Digital transformation covers almost all areas of human life. Labor protection is no exception. Soon we will witness the evolution of tools and production processes. What business needs today? To optimize costs and increase the efficiency of processes. Modern technologies are becoming a direct tool in achieving these goals.
Analysts agree: we have a bright future ahead. Thanks to the digital transformation, the new generation of production will become more efficient, sustainable and environmental friendly. To date, a number of concepts have already been developed: Industry 4.0, Autonomous Drive, Digital Connected Worker, etc. They are actively included in investment plans and development strategies for various sectors of the economy.
The development of digital technologies, such as artificial intelligence (AI), robotics, the widespread adoption of the Internet of Things (IoT) and Big Data, wearables, mobile devices and online platforms, is changing the nature and place of work in most companies. The mobility of employees increases, and their work becomes more intellectual. Smart machines take on a wide range of not only typical, but also cognitive tasks that were previously performed by humans.
Much of the discussion around the digitalization of jobs is related to the number of workplaces. However, the issue of the quality of workplaces is also acute. Here, occupational health and safety becomes an important aspect, acquiring a completely new set of tools.
With the development and integration of technologies in the company, two processes occur simultaneously that affect employees. On the one hand, automation of production threatens the existence of a number of professions and inexorably leads to job cuts. On the other hand, the introduction of new technologies contributes to improving the quality of working conditions of employees. Digitalization guarantees safer and healthier workplaces for everyone in the digital world. The possible negative consequences of digitalization for the safety and health of employees are minimized, new opportunities and tools for prevention appear.
Robotics allows us to get workers out of dangerous areas. Now we can transfer a number of tasks to fast, precise and tireless machines, thereby improving the quality of the work performed. Collaborative robots (Cobots) – the so-called robots that can work in production together with a person – can facilitate access to work for many people who, for various reasons, are isolated from society and even extend the term of employment. For example, for disabled and elderly employees, the range of professions can be significantly expanded. Many of them will be able to become in-demand specialists in those industries that were previously inaccessible to them, due to their nature.
Like any social phenomenon, digitalization is fraught with two sides. This is both a challenge and an opportunity for humanity. Maintaining a balance depends on the correct application of technologies and the level of social regulation tools development. To do this, it is necessary to take into account social, political and economic trends: the demographics of the labor force, the state of the economy, social relations, management and skills.
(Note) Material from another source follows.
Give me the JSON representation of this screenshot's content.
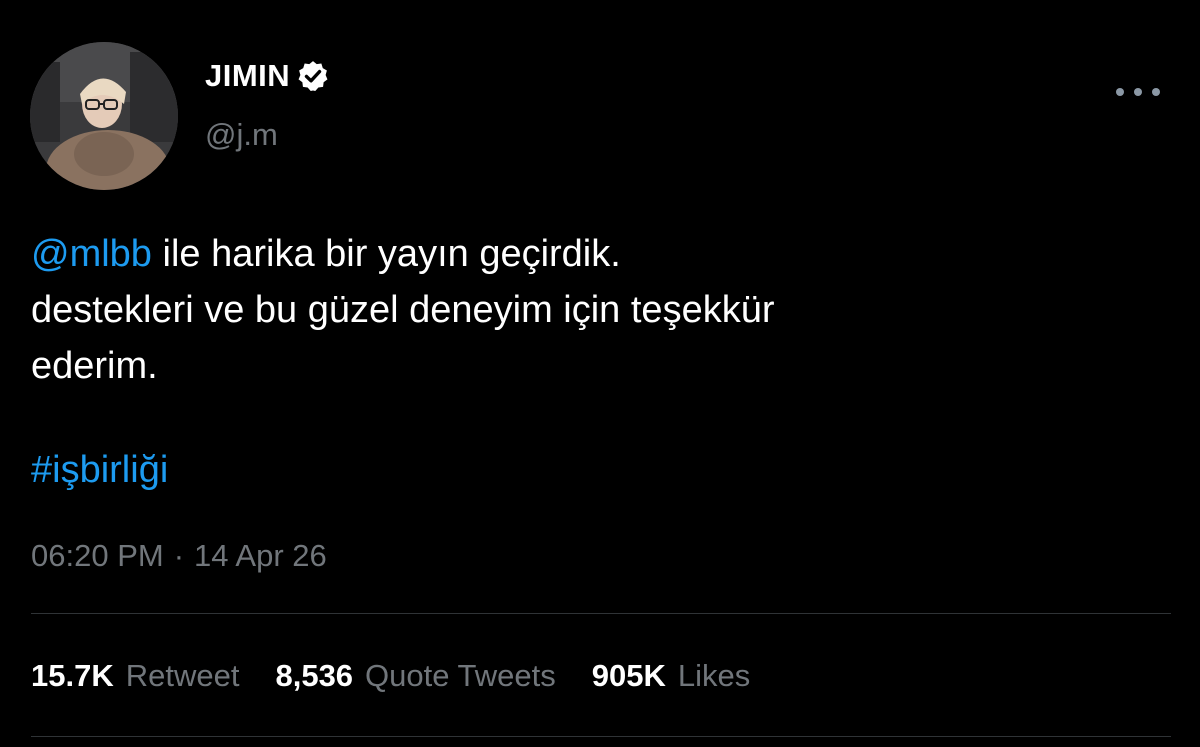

The European Agency for Occupational Safety and Health (EU-OSHA) provides examples of occupational health and safety strategies that can help to mitigate the health and safety challenges associated with digitalization:
- the development of an ethical framework for the digitalization, codes of conduct and good governance;
- “prevention through design”, which unites the human factor and the design of new machines that focuses on the inclusion of an employee;
- involvement of employees in the development and implementation of any digitalization strategies;
- collaboration between scientists, industry, social partners, and governments in digital research and innovation, with a view to appropriately addressing the human dimension; creation and improvement of the regulatory framework for determining the obligations and responsibilities of the employer and employees in connection with the emergence of new technologies, changes in working processes;
- adapting the system of education and training of employees;
- providing effective health and safety services to all employees in the new digital world of work.
(information is available at https://osha.europa.eu/en/emerging-risks/developments-ict-and-digitalisation-work access date: 02.03.2021)
The process of digitalization has already begun and is inevitably shaping our future today. From sophisticated robots replacing field workers to additive manufacturing technologies (such as 3D printing) that produce human organs – the potential for digitalization innovation to meet growing demand and increase productivity is enormous. Our task today is to try to curb these processes and do everything possible to ensure that a person, an ordinary employee, remains safe in the ship of progress.